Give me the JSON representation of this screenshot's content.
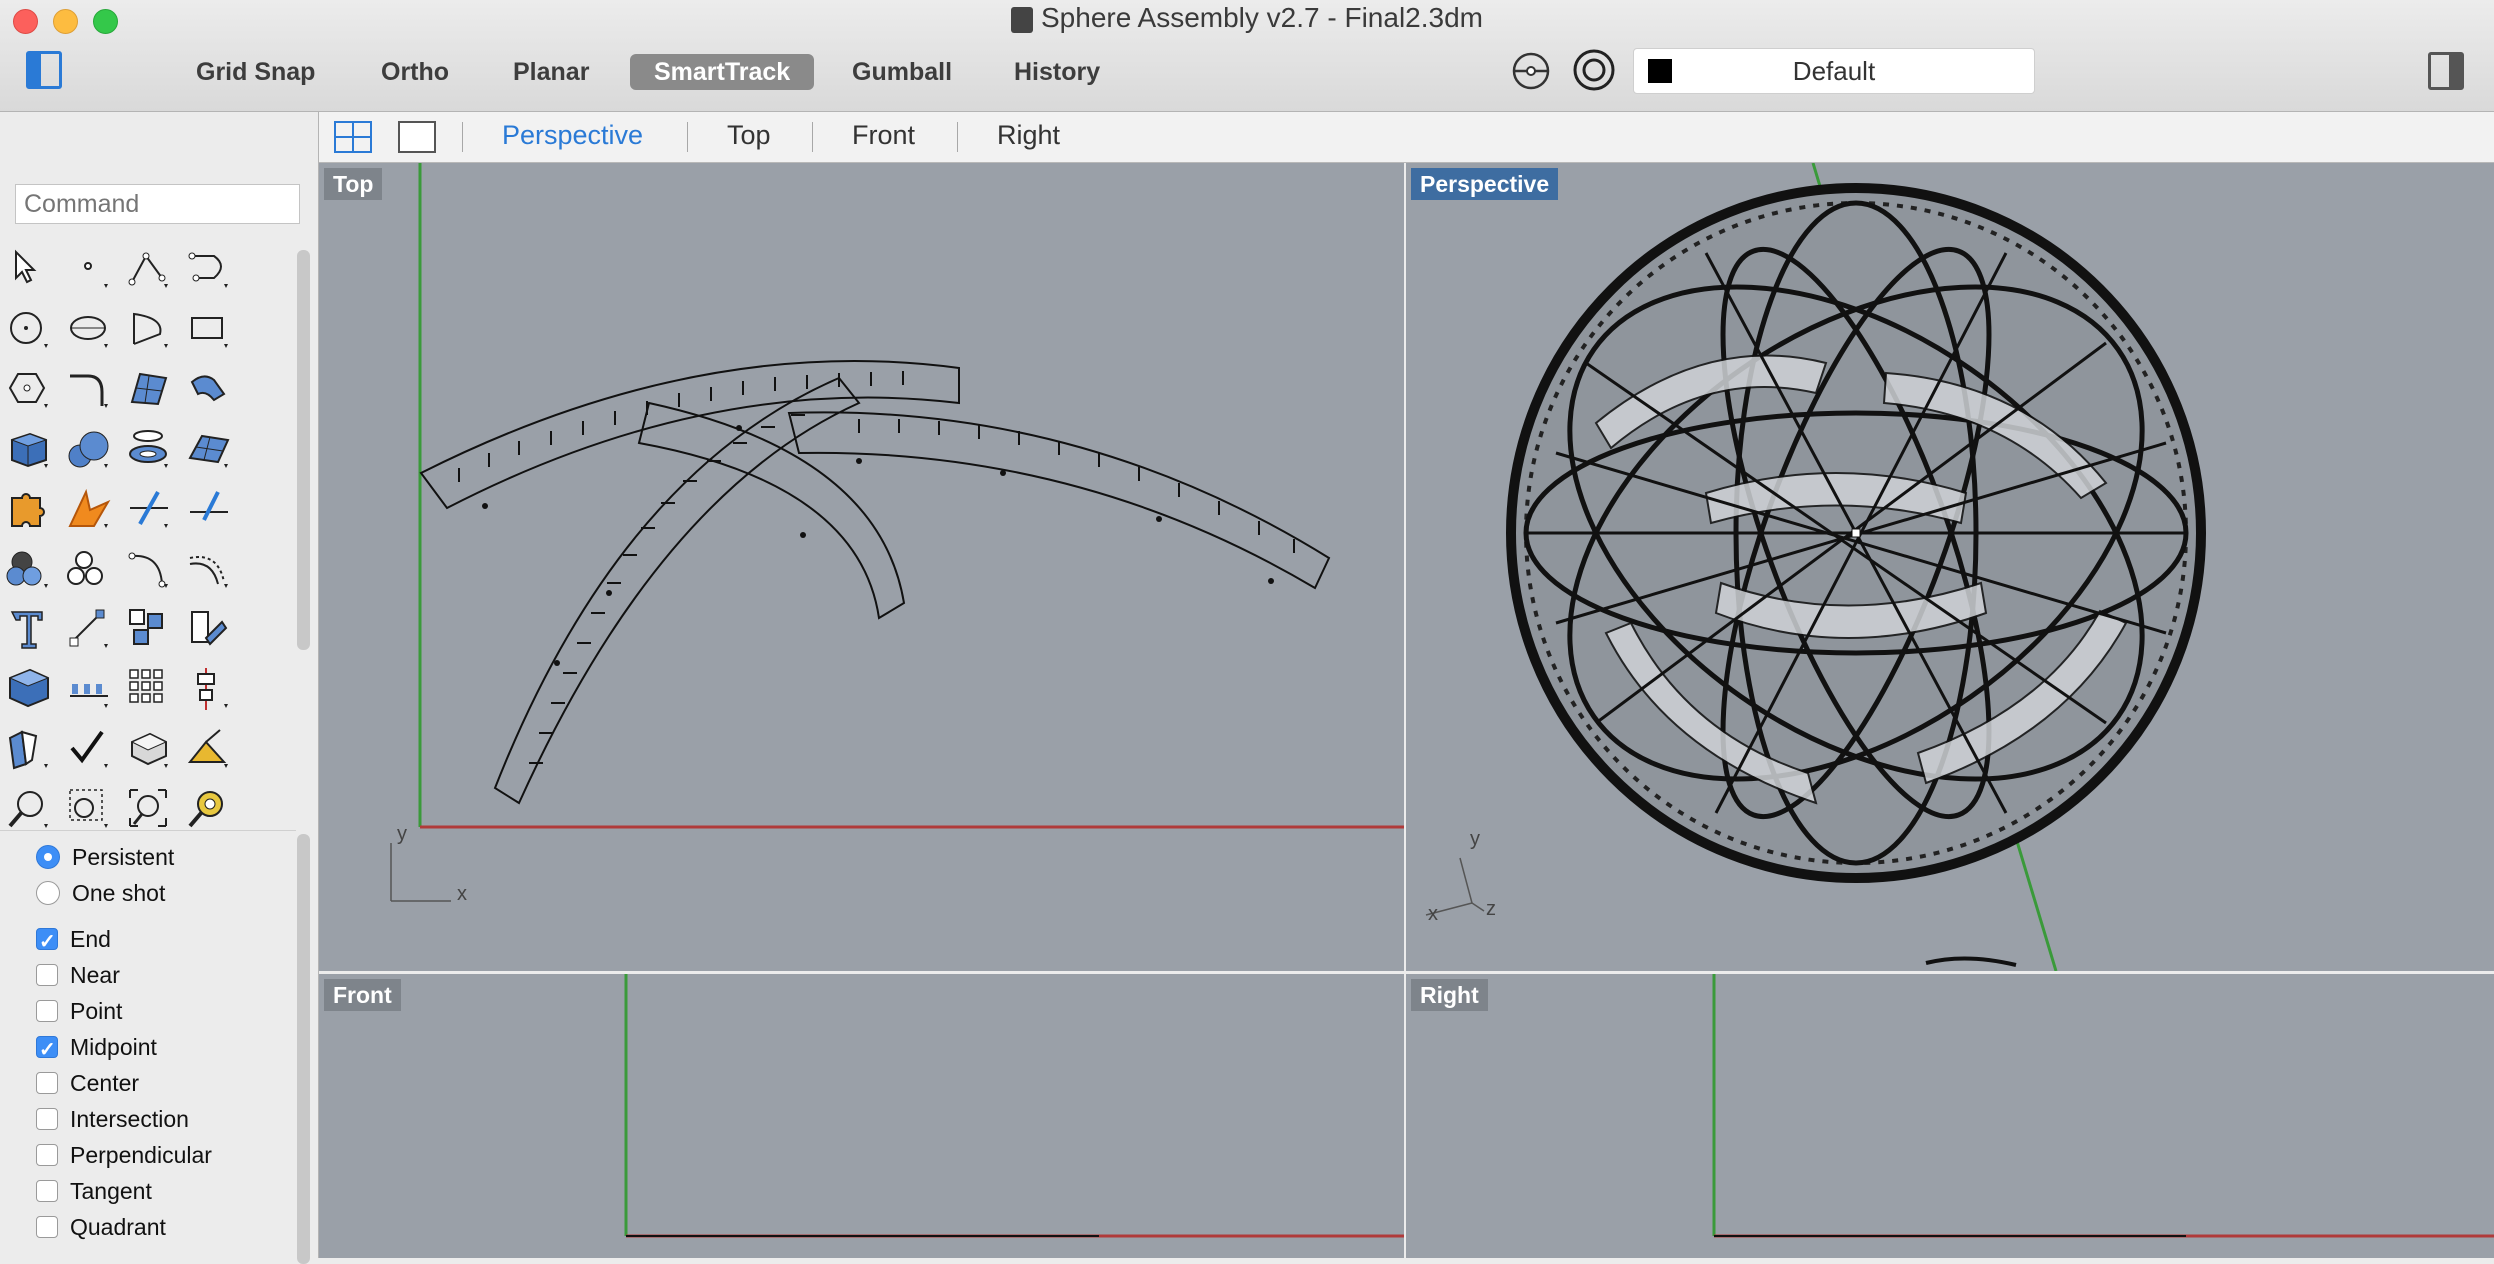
{
  "window": {
    "title": "Sphere Assembly v2.7 - Final2.3dm"
  },
  "toolbar": {
    "buttons": [
      {
        "label": "Grid Snap"
      },
      {
        "label": "Ortho"
      },
      {
        "label": "Planar"
      },
      {
        "label": "SmartTrack",
        "active": true
      },
      {
        "label": "Gumball"
      },
      {
        "label": "History"
      }
    ],
    "layer": {
      "name": "Default",
      "color": "#000000"
    }
  },
  "sidebar": {
    "command_placeholder": "Command",
    "osnap_mode": [
      {
        "label": "Persistent",
        "checked": true
      },
      {
        "label": "One shot",
        "checked": false
      }
    ],
    "osnaps": [
      {
        "label": "End",
        "checked": true
      },
      {
        "label": "Near",
        "checked": false
      },
      {
        "label": "Point",
        "checked": false
      },
      {
        "label": "Midpoint",
        "checked": true
      },
      {
        "label": "Center",
        "checked": false
      },
      {
        "label": "Intersection",
        "checked": false
      },
      {
        "label": "Perpendicular",
        "checked": false
      },
      {
        "label": "Tangent",
        "checked": false
      },
      {
        "label": "Quadrant",
        "checked": false
      }
    ]
  },
  "viewport_tabs": [
    {
      "label": "Perspective",
      "active": true
    },
    {
      "label": "Top"
    },
    {
      "label": "Front"
    },
    {
      "label": "Right"
    }
  ],
  "viewports": {
    "top": {
      "label": "Top",
      "axis_x": "x",
      "axis_y": "y"
    },
    "perspective": {
      "label": "Perspective",
      "axis_x": "x",
      "axis_y": "y",
      "axis_z": "z"
    },
    "front": {
      "label": "Front"
    },
    "right": {
      "label": "Right"
    }
  },
  "colors": {
    "accent": "#2a7ad6",
    "viewport_bg": "#9aa0a8",
    "x_axis": "#b03a3a",
    "y_axis": "#3a9a3a"
  }
}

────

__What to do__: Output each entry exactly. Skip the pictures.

__Answer to this problem__:
Give me the JSON representation of this screenshot's content.
{
  "window": {
    "title": "Sphere Assembly v2.7 - Final2.3dm"
  },
  "toolbar": {
    "buttons": [
      {
        "label": "Grid Snap"
      },
      {
        "label": "Ortho"
      },
      {
        "label": "Planar"
      },
      {
        "label": "SmartTrack",
        "active": true
      },
      {
        "label": "Gumball"
      },
      {
        "label": "History"
      }
    ],
    "layer": {
      "name": "Default",
      "color": "#000000"
    }
  },
  "sidebar": {
    "command_placeholder": "Command",
    "osnap_mode": [
      {
        "label": "Persistent",
        "checked": true
      },
      {
        "label": "One shot",
        "checked": false
      }
    ],
    "osnaps": [
      {
        "label": "End",
        "checked": true
      },
      {
        "label": "Near",
        "checked": false
      },
      {
        "label": "Point",
        "checked": false
      },
      {
        "label": "Midpoint",
        "checked": true
      },
      {
        "label": "Center",
        "checked": false
      },
      {
        "label": "Intersection",
        "checked": false
      },
      {
        "label": "Perpendicular",
        "checked": false
      },
      {
        "label": "Tangent",
        "checked": false
      },
      {
        "label": "Quadrant",
        "checked": false
      }
    ]
  },
  "viewport_tabs": [
    {
      "label": "Perspective",
      "active": true
    },
    {
      "label": "Top"
    },
    {
      "label": "Front"
    },
    {
      "label": "Right"
    }
  ],
  "viewports": {
    "top": {
      "label": "Top",
      "axis_x": "x",
      "axis_y": "y"
    },
    "perspective": {
      "label": "Perspective",
      "axis_x": "x",
      "axis_y": "y",
      "axis_z": "z"
    },
    "front": {
      "label": "Front"
    },
    "right": {
      "label": "Right"
    }
  },
  "colors": {
    "accent": "#2a7ad6",
    "viewport_bg": "#9aa0a8",
    "x_axis": "#b03a3a",
    "y_axis": "#3a9a3a"
  }
}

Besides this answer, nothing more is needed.